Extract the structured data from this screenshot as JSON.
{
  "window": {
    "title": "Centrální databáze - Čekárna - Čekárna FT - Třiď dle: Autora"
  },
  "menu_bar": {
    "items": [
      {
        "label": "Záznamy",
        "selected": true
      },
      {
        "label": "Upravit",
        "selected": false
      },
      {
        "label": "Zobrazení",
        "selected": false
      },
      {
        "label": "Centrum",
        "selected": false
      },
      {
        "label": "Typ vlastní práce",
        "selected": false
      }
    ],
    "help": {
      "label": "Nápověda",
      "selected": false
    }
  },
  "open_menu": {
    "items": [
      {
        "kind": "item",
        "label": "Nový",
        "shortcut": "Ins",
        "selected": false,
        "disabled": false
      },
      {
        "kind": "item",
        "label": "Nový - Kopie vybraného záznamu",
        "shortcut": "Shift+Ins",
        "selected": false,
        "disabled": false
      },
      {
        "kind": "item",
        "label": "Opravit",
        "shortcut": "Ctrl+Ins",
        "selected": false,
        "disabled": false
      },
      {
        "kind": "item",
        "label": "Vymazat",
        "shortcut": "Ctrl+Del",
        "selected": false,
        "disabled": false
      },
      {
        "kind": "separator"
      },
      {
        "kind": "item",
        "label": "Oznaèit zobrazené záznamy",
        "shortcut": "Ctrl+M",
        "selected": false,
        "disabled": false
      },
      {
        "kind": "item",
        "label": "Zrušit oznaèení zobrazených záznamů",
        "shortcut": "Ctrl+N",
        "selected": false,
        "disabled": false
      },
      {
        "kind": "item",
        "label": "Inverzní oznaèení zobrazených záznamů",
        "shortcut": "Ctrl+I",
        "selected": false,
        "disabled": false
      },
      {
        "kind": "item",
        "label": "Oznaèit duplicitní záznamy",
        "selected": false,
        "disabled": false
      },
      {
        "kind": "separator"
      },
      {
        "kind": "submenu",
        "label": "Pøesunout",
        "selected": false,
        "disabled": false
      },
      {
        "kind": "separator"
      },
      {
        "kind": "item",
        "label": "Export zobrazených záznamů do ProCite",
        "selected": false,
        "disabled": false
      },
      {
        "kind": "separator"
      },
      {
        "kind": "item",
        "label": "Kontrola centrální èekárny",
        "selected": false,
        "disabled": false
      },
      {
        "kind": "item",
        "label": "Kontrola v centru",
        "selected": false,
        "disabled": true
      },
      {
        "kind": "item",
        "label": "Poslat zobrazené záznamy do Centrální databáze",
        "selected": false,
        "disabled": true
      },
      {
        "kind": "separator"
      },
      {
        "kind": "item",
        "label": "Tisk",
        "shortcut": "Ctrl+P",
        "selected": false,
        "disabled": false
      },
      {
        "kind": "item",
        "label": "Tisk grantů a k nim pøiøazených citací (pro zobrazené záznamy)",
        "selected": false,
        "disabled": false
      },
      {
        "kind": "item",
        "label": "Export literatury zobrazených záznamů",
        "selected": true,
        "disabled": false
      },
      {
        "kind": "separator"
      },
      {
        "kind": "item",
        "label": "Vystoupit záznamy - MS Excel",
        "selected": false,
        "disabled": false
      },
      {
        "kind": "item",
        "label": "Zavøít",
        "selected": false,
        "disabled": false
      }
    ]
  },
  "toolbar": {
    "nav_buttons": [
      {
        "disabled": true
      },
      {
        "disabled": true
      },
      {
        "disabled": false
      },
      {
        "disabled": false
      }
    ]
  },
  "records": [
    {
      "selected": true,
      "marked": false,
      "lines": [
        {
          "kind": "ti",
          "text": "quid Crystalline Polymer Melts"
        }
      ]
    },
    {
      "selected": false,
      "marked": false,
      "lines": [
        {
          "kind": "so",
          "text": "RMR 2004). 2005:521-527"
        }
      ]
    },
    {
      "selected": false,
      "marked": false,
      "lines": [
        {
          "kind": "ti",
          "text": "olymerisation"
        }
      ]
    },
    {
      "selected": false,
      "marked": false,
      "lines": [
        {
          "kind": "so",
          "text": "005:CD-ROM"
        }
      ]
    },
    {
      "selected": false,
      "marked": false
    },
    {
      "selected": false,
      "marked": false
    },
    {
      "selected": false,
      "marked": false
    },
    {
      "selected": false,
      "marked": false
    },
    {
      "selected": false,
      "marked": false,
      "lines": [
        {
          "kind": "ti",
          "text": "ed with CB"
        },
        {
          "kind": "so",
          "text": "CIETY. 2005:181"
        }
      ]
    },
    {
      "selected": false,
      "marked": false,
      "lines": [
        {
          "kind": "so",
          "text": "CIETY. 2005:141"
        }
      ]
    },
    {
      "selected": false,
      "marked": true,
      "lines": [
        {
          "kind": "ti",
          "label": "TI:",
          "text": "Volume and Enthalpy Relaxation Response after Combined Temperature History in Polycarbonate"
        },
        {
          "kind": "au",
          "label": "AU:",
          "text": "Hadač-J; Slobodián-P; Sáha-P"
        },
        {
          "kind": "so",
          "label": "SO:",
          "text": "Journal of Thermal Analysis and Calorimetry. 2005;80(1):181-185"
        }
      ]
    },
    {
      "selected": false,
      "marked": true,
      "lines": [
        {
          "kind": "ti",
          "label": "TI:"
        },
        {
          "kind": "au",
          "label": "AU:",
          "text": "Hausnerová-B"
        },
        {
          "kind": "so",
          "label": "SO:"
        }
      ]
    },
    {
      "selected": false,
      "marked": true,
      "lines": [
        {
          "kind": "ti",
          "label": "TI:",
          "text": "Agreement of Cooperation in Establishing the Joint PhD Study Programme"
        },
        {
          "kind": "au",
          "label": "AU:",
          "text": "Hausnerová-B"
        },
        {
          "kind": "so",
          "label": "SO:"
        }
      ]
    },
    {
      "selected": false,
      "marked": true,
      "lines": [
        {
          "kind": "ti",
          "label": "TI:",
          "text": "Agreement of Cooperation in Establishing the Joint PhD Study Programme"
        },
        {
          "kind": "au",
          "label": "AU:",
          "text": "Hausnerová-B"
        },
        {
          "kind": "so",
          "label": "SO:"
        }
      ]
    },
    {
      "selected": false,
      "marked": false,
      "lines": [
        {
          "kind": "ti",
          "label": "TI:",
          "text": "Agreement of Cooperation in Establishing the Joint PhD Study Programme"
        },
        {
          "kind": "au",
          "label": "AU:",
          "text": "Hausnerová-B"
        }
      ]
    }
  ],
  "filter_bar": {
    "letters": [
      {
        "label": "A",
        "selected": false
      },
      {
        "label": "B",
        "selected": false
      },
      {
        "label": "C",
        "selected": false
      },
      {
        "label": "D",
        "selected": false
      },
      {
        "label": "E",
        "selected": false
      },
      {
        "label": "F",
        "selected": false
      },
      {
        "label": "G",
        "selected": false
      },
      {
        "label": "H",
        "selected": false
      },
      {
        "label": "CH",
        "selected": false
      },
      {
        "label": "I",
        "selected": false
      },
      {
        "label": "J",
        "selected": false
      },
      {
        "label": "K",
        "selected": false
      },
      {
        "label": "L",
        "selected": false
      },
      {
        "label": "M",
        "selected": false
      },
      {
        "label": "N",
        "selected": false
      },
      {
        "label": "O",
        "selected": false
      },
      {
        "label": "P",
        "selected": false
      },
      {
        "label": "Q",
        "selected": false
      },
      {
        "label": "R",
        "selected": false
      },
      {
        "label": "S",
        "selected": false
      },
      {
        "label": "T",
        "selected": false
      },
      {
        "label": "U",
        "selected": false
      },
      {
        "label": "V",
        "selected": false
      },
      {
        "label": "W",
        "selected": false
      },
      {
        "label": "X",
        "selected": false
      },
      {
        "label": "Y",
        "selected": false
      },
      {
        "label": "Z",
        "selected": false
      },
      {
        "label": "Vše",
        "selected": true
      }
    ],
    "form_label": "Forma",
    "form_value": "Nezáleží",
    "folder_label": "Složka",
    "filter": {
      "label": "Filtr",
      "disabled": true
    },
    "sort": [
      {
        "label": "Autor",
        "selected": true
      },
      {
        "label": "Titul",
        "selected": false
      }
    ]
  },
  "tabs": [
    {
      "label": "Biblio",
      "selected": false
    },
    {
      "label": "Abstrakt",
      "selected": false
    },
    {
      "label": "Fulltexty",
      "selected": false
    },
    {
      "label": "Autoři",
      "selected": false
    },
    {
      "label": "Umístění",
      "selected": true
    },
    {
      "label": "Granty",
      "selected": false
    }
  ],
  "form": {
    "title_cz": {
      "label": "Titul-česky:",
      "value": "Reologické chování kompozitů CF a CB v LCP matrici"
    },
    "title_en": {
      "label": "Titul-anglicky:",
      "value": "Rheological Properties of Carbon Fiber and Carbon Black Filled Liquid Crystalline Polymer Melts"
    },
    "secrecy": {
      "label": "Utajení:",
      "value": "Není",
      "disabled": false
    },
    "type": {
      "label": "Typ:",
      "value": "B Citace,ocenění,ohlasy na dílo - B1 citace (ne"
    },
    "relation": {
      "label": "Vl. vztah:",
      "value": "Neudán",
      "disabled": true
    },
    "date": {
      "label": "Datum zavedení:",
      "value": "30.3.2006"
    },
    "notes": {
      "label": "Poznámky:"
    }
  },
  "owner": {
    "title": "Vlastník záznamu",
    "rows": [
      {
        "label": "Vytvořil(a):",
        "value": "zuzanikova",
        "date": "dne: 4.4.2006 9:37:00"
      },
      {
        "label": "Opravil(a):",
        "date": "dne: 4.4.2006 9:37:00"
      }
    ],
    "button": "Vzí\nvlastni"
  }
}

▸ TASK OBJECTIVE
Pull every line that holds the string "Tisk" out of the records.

▸ YOUR SOLUTION
        "label": "Tisk",
        "label": "Tisk grantů a k nim pøiøazených citací (pro zobrazené záznamy)",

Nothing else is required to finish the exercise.